"Adversity, and perseverance and all these things can shape you. They can give you a value and self-esteem that is priceless“ Scott Hamilton

care services throughout the day

Stroke or Cerebral Vascular Accident (CVA) is caused when the blood supply in the brain is cut off suddenly by a clot or ruptured vessel. Without blood, part of the brain gets no oxygen. This causes brain cells to die causing physical changes such as hemiparesis or weakness on one side of the body, hemiplegia or paralysis on one side of the body depending on which side of the brain is affected.

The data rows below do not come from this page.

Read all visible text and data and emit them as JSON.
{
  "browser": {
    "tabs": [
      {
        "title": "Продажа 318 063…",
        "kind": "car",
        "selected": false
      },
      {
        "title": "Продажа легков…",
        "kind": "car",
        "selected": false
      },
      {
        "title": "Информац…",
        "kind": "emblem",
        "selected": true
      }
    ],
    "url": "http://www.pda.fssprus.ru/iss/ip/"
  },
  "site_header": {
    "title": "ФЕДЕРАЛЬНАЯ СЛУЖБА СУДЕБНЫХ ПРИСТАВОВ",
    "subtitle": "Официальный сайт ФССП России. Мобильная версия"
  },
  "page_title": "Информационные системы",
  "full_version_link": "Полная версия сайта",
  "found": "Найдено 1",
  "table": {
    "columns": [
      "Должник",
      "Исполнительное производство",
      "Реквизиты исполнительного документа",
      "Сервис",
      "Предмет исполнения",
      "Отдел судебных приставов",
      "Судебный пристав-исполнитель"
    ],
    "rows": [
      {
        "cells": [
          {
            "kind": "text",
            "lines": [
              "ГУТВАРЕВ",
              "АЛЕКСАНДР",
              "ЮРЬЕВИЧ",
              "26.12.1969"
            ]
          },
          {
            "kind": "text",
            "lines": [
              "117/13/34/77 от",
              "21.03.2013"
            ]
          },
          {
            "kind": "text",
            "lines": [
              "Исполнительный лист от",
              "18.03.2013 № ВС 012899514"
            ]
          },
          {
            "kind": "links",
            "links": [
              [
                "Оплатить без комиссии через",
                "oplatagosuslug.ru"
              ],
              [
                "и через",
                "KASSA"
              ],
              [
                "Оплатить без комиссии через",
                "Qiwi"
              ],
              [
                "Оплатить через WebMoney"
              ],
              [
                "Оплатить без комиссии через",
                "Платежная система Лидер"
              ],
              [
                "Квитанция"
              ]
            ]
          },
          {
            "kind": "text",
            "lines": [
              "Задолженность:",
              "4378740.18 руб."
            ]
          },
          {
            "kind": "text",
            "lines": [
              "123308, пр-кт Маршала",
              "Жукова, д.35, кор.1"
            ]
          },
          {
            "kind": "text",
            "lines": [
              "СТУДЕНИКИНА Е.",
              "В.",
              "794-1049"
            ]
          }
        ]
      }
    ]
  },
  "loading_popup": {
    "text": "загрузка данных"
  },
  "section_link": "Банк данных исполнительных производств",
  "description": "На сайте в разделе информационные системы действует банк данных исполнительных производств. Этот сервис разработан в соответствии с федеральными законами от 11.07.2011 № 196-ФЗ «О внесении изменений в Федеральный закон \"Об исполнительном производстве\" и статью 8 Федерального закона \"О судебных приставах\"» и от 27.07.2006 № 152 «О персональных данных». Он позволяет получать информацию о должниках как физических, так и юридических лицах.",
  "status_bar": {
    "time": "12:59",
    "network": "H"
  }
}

Stroke symptoms can be from mild to severe and varies with each experience, depending on which side of the brain is affected. Seniors may suffer from loss of sensations, loss of bowel or bladder control, confusion, memory loss, loss of cognitive abilities and emotional liability (laughing or crying without any reason). Family members often fear that a second stroke may happen and recovery at home is a challenge.

We understand the best place to recuperate is your own home. It is the best place to be.

At RIGHT ACCORD, our A-Team of caregivers promote restorative and rehabilitative care to stroke survivors by:

  • Supporting physical therapy and occupational therapy by assisting clients to perform exercises
  • Ensuring range of motion exercises to help strengthen muscles and keep joints mobile and improve circulation
  • Caregivers assist Speech Therapists with clients who’ve suffered from speech loss by helping to recognize written words or to speak words
  • Use of verbal and non-verbal communication and letting clients know you have confidence in his or her abilities through smiles, touches, and gestures.
  • Monitoring home safety and removing any hazards from the home
  • Always checking proper body alignment; sometimes client is unaware when an arm or leg is caught some place.
  • Assisting with transfers or walking


recovery from stoke activity
  • Helping a client to transfer using support on the weaker side while leading with the stronger side
  • Use of gait belt for safety
  • Following the principles of good body mechanics
  • Assisting with the use of adaptive equipment to help client dress himself
  • Always supporting the affected side
  • Encouraging client with self-care
  • Assisting with eating, always remembering to place food in the client’s field of vision
  • Serving soft food if swallowing is difficult
  • When communicating, giving clients time to respond and listen attentively
  • Using pen and paper if client is able to write or, using gestures or pointing on special cards to make communication easier